Inherent diminished value claims are the most common type of diminished value claim. The car is worth less because it has a history of damage and repairs.
Filing a Diminished Value Insurance Claim
Depending on the facts of the case, you may need to file a first-party insurance claim or a third party insurance claim.
First-party insurance claims for diminished value are filed when you are at fault for the cause of the car crash. The claim is filed against your insurance coverage. You must have car insurance covering property damage when you cause a car accident, such as comprehensive coverage or collision coverage.
A third party claim is filed when you are not at fault for the cause of the accident. The claim is filed with the car insurance provider for the other driver.
Before filing a diminished value claim, you need to gather evidence to prove that the value of your vehicle decreased because of the accident. In most cases, an insurance company requires at least two or three estimates from reputable sources. Car dealers are good sources, especially if they sell your make and model vehicle.
When the car dealer calculates the diminished value of your car, factors that the dealer might consider include:
- The vehicles make and model
- The current mileage of your vehicle
- Any history of car accidents or damage
- The age of the vehicle
- The condition of the vehicle before the accident
- The quality of the repairs and the parts used to make the repairs
- The vehicle’s value if it was not damaged
- The market demand for the vehicle
Because each vehicle is different and the repairs are unique to the accident, there is no standard formula for calculating diminished value. Insurance companies might use a specific method for calculating diminished value. However, that method might not consider all factors that impact the value of a vehicle after an accident.
Having written estimates before you file your diminished value claim is essential. You need to know whether the insurance company is offering a fair amount for the claim or if it is attempting to undervalue the claim.
Do I Need a Lawyer to File a Diminished Value Claim?
Some attorneys do not represent clients for property damage claims unless they represent the clients regarding a personal injury claim. If you hire a car accident attorney to handle the personal injury claim, you should discuss a diminished value claim with the attorney before approaching the insurance company.
If you were not injured in the accident, you could have trouble finding an attorney to accept the case. The reason is that the diminished value claim might not be worth enough money to justify the time. However, that does not mean you should not try to talk with a property damage attorney before filing a diminished value claim.
When you approach the insurance company about a diminished value claim, you should have your estimates and evidence ready. In addition to your estimates, other evidence might include:
- Invoices showing aftermarket parts were used to make the repairs
- Photographs of the damage to the vehicle
- Statements from mechanics explain how the repairs negatively impact the car’s performance
- Photographs of the repairs that do not return the car to the same condition as before the accident
Insurance companies often deny these claims because they know that many attorneys do not take these cases.
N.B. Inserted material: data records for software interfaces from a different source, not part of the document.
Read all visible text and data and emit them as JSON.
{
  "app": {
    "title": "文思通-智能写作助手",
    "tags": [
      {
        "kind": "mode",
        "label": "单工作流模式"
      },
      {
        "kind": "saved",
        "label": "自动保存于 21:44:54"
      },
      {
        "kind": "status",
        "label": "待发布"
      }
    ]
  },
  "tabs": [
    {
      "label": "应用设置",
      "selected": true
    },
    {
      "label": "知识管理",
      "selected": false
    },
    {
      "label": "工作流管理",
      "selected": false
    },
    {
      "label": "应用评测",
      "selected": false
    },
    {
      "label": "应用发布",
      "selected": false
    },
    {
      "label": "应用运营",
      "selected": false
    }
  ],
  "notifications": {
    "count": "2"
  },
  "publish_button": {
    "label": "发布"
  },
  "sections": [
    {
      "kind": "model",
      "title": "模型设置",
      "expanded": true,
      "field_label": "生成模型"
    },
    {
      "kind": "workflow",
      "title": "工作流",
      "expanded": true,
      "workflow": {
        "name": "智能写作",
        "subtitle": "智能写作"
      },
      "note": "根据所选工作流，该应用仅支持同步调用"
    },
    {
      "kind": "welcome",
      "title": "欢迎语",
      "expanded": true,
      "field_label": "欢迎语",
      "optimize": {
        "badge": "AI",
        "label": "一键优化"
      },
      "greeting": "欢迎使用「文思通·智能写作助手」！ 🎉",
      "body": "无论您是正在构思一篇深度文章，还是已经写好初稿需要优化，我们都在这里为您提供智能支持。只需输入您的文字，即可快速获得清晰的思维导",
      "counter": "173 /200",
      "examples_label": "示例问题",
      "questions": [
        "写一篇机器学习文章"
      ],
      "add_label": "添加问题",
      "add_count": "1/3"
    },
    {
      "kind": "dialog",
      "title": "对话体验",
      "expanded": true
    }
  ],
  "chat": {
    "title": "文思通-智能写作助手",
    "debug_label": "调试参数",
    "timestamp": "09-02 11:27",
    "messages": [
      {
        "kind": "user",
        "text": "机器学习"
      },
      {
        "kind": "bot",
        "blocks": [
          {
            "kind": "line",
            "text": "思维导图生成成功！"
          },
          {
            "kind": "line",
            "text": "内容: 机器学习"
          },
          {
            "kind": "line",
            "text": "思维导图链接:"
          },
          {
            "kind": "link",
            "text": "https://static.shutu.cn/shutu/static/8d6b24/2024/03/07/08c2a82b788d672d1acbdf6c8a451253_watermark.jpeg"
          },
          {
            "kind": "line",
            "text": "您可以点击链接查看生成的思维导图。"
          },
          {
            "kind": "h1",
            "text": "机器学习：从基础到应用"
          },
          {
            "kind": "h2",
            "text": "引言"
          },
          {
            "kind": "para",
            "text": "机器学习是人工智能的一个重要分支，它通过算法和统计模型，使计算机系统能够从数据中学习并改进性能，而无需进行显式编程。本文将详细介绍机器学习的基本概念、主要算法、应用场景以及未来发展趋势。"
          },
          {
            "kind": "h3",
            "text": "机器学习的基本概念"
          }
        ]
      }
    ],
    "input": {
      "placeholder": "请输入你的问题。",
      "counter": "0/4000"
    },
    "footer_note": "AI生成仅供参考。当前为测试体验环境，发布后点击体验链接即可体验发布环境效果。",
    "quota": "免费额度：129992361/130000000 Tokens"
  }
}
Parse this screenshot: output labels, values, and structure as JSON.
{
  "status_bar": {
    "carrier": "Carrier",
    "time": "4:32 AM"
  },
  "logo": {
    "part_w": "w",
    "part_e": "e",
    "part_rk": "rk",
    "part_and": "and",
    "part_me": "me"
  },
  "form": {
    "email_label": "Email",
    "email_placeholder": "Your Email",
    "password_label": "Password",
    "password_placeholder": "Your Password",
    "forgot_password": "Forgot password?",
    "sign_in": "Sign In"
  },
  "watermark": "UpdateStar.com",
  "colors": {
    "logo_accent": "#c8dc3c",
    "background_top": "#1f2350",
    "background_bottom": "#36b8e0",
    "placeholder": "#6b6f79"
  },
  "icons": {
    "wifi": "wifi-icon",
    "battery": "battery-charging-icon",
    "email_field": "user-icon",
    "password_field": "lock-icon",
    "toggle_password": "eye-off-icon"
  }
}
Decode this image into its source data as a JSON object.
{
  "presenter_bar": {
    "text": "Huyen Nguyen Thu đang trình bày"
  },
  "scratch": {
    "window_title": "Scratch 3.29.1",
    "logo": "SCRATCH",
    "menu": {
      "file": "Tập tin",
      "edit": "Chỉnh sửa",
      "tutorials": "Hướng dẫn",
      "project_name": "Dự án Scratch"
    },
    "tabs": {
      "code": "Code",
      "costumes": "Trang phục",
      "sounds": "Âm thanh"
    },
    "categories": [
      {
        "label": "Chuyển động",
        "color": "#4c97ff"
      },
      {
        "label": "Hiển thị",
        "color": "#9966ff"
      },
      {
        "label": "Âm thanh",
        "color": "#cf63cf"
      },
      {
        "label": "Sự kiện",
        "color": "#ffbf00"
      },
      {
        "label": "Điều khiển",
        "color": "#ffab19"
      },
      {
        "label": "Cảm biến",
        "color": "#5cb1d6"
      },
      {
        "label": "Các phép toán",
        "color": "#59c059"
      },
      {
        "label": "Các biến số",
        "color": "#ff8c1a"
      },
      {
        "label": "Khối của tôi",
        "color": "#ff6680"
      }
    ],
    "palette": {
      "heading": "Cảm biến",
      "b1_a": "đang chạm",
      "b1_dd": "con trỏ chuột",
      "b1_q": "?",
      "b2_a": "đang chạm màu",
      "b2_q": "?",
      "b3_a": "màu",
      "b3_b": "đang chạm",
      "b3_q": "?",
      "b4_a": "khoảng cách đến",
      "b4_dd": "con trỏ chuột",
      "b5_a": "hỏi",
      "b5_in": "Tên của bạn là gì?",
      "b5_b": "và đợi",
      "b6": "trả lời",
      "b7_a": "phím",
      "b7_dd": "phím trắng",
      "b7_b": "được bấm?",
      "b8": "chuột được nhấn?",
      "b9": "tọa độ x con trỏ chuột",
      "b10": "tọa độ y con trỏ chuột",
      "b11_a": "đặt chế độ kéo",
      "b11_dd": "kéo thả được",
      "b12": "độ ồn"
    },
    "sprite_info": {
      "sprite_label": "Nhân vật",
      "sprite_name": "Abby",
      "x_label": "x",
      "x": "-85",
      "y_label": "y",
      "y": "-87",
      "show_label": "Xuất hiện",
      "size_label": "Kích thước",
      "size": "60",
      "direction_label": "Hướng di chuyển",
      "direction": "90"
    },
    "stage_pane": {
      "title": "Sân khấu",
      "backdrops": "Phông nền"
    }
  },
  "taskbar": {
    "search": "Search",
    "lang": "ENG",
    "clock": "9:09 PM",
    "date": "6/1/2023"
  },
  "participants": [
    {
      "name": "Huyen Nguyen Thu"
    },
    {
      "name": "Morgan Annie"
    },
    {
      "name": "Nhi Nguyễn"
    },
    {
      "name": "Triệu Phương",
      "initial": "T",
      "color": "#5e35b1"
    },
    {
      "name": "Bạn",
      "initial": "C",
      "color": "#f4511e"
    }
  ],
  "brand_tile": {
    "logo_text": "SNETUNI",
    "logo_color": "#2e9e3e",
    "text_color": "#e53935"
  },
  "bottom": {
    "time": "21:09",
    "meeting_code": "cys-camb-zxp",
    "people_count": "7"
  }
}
They also believe that individuals will give up and stop pursuing the claim.
Do not give up. You might need to go to small claims court to file a lawsuit seeking compensation for diminished value. You can contact the small claims court about instructions for filing a lawsuit.
However, do not wait too long to pursue your claim. Most property damage claims must be filed within two years of the date of the damage, according to the Texas statute of limitations. If you do not file your claim before the deadline, you lose the right to pursue legal action for diminished value after a car accident.